Kindergarten student at Good Shepherd Bilingual School.

Kindergarten student at Good Shepherd Bilingual School.

Over our year and a half, Laura and I have had first-hand experience of the failure of the Honduran education system. It has become painfully clear that development in Honduras is dependent on improving this system. Imagine how much talent and how many resources are lost, trashed really, because children are simply not educated. Shoulder to Shoulder, where Laura and I are now, recognizes this fact and has dedicated its efforts toward improving education for the children and families of the frontier region of Intibucá. For years they’ve had a scholarship program to assist children in continuing education beyond the sixth grade. They also have a highly successful girls’ empowerment program that challenges the poverty cycle of girls becoming pregnant at a very young age and gives them viable alternatives and builds self-esteem. In the last three years, Shoulder to Shoulder in collaboration with the Good Shepherd Catholic community of Cincinnati, has built and operated an accessible, public, quality, regional, bilingual, primary school in Camasca, Intibucá. The school now features grades kinder through third grade with about sixty students. Construction on a new building to accommodate more students and grades will begin this year.

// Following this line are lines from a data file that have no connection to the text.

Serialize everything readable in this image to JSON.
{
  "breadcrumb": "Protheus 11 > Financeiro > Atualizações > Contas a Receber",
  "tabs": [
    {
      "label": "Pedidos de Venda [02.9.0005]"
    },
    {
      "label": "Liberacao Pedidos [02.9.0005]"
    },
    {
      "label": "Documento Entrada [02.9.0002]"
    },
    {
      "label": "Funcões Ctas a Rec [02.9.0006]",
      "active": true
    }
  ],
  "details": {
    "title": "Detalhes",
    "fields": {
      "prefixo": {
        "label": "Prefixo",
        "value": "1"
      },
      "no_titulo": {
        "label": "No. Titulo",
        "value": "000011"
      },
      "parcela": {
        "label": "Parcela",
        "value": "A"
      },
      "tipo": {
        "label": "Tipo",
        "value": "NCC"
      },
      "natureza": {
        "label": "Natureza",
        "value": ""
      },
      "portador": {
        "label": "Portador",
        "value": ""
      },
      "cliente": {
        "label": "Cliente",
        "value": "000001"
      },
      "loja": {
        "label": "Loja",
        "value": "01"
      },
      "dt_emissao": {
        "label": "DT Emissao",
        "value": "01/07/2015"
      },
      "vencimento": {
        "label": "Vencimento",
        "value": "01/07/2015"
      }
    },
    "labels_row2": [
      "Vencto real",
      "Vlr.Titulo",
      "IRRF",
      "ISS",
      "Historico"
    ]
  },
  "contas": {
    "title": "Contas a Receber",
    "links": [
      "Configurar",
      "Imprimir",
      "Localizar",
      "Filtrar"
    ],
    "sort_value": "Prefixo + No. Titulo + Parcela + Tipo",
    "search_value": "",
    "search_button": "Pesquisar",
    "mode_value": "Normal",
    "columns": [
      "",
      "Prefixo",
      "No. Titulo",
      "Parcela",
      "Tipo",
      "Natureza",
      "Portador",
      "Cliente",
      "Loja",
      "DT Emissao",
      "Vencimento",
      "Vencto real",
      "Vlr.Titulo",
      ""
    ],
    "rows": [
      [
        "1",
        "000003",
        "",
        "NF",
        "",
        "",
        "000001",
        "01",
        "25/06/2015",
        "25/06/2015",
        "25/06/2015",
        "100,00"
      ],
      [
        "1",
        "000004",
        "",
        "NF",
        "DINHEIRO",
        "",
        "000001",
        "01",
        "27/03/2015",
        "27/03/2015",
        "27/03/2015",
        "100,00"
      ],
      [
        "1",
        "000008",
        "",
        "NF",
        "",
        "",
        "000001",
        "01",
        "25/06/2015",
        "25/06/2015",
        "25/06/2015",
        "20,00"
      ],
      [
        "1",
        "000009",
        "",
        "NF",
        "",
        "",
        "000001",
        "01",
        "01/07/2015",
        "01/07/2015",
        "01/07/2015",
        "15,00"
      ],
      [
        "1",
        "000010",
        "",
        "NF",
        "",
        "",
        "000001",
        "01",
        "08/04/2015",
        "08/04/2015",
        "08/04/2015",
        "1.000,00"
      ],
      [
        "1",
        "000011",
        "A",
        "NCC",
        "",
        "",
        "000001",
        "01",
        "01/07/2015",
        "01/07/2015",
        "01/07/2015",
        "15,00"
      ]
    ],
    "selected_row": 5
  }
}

This is where Laura and I step into the picture. The school is a most ambitious project. It needs a tremendous amount of commitment and financial support to continue to offer a quality, bilingual education. Laura and I were charged with designing and implementing a sponsorship program for the children at the school. We have done so and have enjoyed some success. Nine of the children at the school have full sponsorships at $100 per month. Some of you who are reading this are sponsoring children and we are extremely grateful. But we need more. We are doing two things. We have initiated a campaign to raise $12,000 by the end of this year. We are also trying to expand our donor base. We are looking to you to help us. We are not necessarily asking you to help us by way of a financial commitment, though we would be extremely happy if you could. But you have families, friends, and associations. Please help us to get the word out.

March blog - Juan Carlos

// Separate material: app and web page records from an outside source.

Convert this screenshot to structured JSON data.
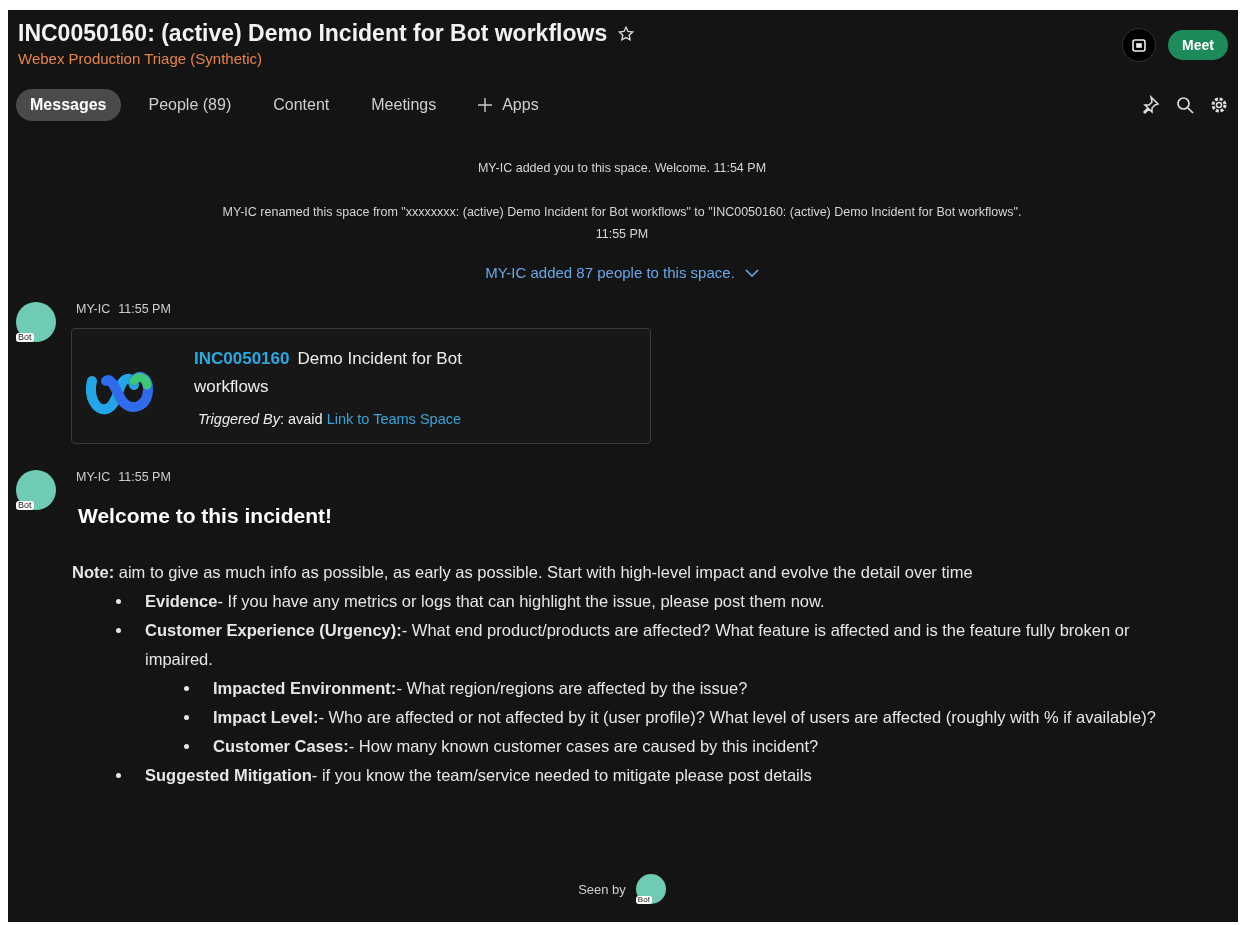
{
  "header": {
    "title": "INC0050160: (active) Demo Incident for Bot workflows",
    "subtitle": "Webex Production Triage (Synthetic)",
    "meet_button": "Meet"
  },
  "tabs": [
    {
      "label": "Messages",
      "selected": true,
      "kind": "tab"
    },
    {
      "label": "People (89)",
      "selected": false,
      "kind": "tab"
    },
    {
      "label": "Content",
      "selected": false,
      "kind": "tab"
    },
    {
      "label": "Meetings",
      "selected": false,
      "kind": "tab"
    },
    {
      "label": "Apps",
      "selected": false,
      "kind": "add"
    }
  ],
  "system_messages": [
    {
      "text": "MY-IC added you to this space. Welcome. 11:54 PM",
      "kind": "plain"
    },
    {
      "text": "MY-IC renamed this space from \"xxxxxxxx: (active) Demo Incident for Bot workflows\" to \"INC0050160: (active) Demo Incident for Bot workflows\".\n11:55 PM",
      "kind": "plain"
    },
    {
      "text": "MY-IC added 87 people to this space.",
      "kind": "expandable"
    }
  ],
  "messages": [
    {
      "sender": "MY-IC",
      "time": "11:55 PM",
      "avatar_badge": "Bot",
      "kind": "card",
      "card": {
        "incident_id": "INC0050160",
        "title": "Demo Incident for Bot workflows",
        "triggered_label": "Triggered By",
        "triggered_value": ": avaid",
        "link": "Link to Teams Space"
      }
    },
    {
      "sender": "MY-IC",
      "time": "11:55 PM",
      "avatar_badge": "Bot",
      "kind": "text",
      "heading": "Welcome to this incident!",
      "note": "**Note:** aim to give as much info as possible, as early as possible. Start with high-level impact and evolve the detail over time",
      "items": [
        {
          "text": "**Evidence**- If you have any metrics or logs that can highlight the issue, please post them now."
        },
        {
          "text": "**Customer Experience (Urgency):**- What end product/products are affected? What feature is affected and is the feature fully broken or impaired.",
          "children": [
            {
              "text": "**Impacted Environment:**- What region/regions are affected by the issue?"
            },
            {
              "text": "**Impact Level:**-  Who are affected or not affected by it (user profile)? What level of users are affected (roughly with % if available)?"
            },
            {
              "text": "**Customer Cases:**-  How many known customer cases are caused by this incident?"
            }
          ]
        },
        {
          "text": "**Suggested Mitigation**-  if you know the team/service needed to mitigate please post details"
        }
      ]
    }
  ],
  "seen_by": {
    "label": "Seen by",
    "avatar_badge": "Bot"
  }
}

Laura and I are extremely committed to this endeavor. We think that right now it is one of the most important things happening in all of Honduras, and we are honored to take a small part in it. I have outlined below the various ways that you can help us.

  • Sponsor a Child:

You can begin a relationship with a child that will support an ongoing, quality, bilingual education for all our students at the school. The financial commitment is $35, $70, or $100 per month. Go to Sponsor a Child to make that commitment.

  • Make a one-time gift to the campaign:

Go to Educate a Child – Save the World! Make your donation through

  • Facebook:

If you have a Facebook page, here’s what you can do that won’t cost you a penny. Just go to our Facebook page at StoSFacebook and repost our campaign post on your timeline. Our campaign post, “Educate a Child – Save the World!” should be the first or second post you see on Shoulder to Shoulder’s timeline. Like us and follow us.

  • Email your friends and contacts, talk us up, and promote us at your church and other associations.
  • Website: Read about Shoulder to Shoulder on our website at